Training the muscles of the core corrects postural imbalances that can lead to poor posture and injuries. The greatest benefit of core training is to develop functional fitness - that is, fitness that is essential to daily living activities. Once you get the right muscles working, you will be amazed at how much stronger you feel. A good way to think about core training is:
- Changing the way you think about
- Resistance training
The great thing about core training is that you can incorporate it into exercises you already do! For example, a proper seated leg extension is accomplished seated with the back positioned flat on the pad (which is an excellent way to train your quads). To incorporate your core, do that same exercise not using the back pad, sitting upright and making yourself tall and thin. Performed this way, you not only have a great quad exercise, but now you are using core muscles to stabilize your body. Think of it this way: the more stable you are (seated, back positioned against a pad, pushing a weight in a fixed path), the fewer core muscles you are using. The less stable you are, the more core muscles you are using. Try doing a normal overhead press seated on a ball instead of the bench. Or try doing bicep curls standing on just one leg. These are some very simple ways to maximize your workouts and improve core strength.

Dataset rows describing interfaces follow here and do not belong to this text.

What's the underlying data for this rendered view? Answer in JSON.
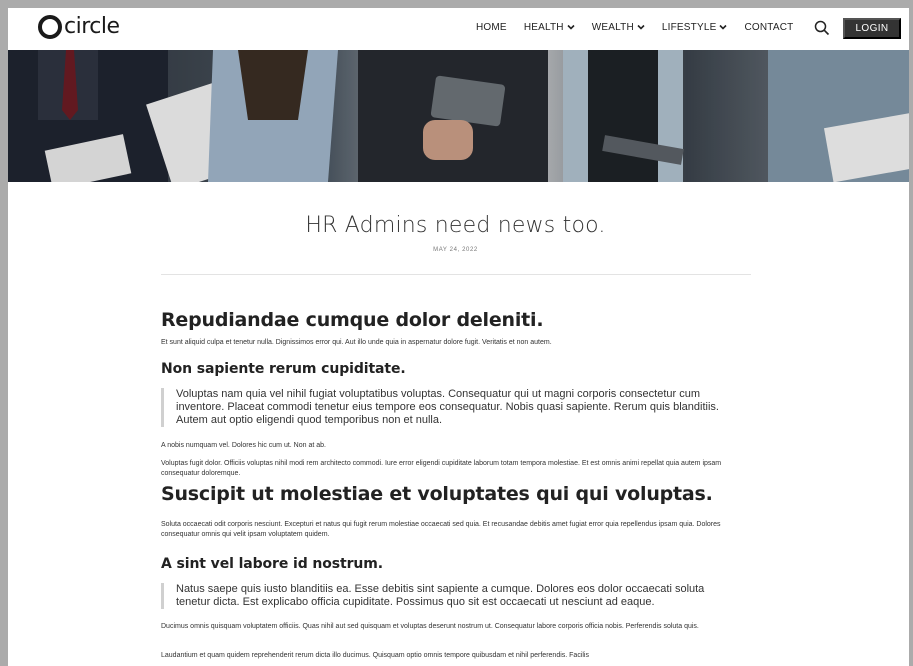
{
  "header": {
    "logo_text": "circle",
    "nav": [
      {
        "label": "HOME",
        "dropdown": false
      },
      {
        "label": "HEALTH",
        "dropdown": true
      },
      {
        "label": "WEALTH",
        "dropdown": true
      },
      {
        "label": "LIFESTYLE",
        "dropdown": true
      },
      {
        "label": "CONTACT",
        "dropdown": false
      }
    ],
    "search_icon": "search-icon",
    "login_label": "LOGIN"
  },
  "colors": {
    "login_bg": "#333333",
    "hero_bg": "#2b3138",
    "frame": "#ababab"
  },
  "post": {
    "title": "HR Admins need news too.",
    "date": "MAY 24, 2022"
  },
  "content": {
    "h1_a": "Repudiandae cumque dolor deleniti.",
    "p_a": "Et sunt aliquid culpa et tenetur nulla. Dignissimos error qui. Aut illo unde quia in aspernatur dolore fugit. Veritatis et non autem.",
    "h2_a": "Non sapiente rerum cupiditate.",
    "quote_a": "Voluptas nam quia vel nihil fugiat voluptatibus voluptas. Consequatur qui ut magni corporis consectetur cum inventore. Placeat commodi tenetur eius tempore eos consequatur. Nobis quasi sapiente. Rerum quis blanditiis. Autem aut optio eligendi quod temporibus non et nulla.",
    "p_b": "A nobis numquam vel. Dolores hic cum ut. Non at ab.",
    "p_c": "Voluptas fugit dolor. Officiis voluptas nihil modi rem architecto commodi. Iure error eligendi cupiditate laborum totam tempora molestiae. Et est omnis animi repellat quia autem ipsam consequatur doloremque.",
    "h1_b": "Suscipit ut molestiae et voluptates qui qui voluptas.",
    "p_d": "Soluta occaecati odit corporis nesciunt. Excepturi et natus qui fugit rerum molestiae occaecati sed quia. Et recusandae debitis amet fugiat error quia repellendus ipsam quia. Dolores consequatur omnis qui velit ipsam voluptatem quidem.",
    "h2_b": "A sint vel labore id nostrum.",
    "quote_b": "Natus saepe quis iusto blanditiis ea. Esse debitis sint sapiente a cumque. Dolores eos dolor occaecati soluta tenetur dicta. Est explicabo officia cupiditate. Possimus quo sit est occaecati ut nesciunt ad eaque.",
    "p_e": "Ducimus omnis quisquam voluptatem officiis. Quas nihil aut sed quisquam et voluptas deserunt nostrum ut. Consequatur labore corporis officia nobis. Perferendis soluta quis.",
    "p_f": "Laudantium et quam quidem reprehenderit rerum dicta illo ducimus. Quisquam optio omnis tempore quibusdam et nihil perferendis. Facilis"
  }
}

For more ideas, give me a call at 540.564.5698 to set up a meeting with a personal trainer. We offer half-hour and hour sessions for both members and non-members. Check us out at RMHWellnessCenter.com.
This record has been viewed 444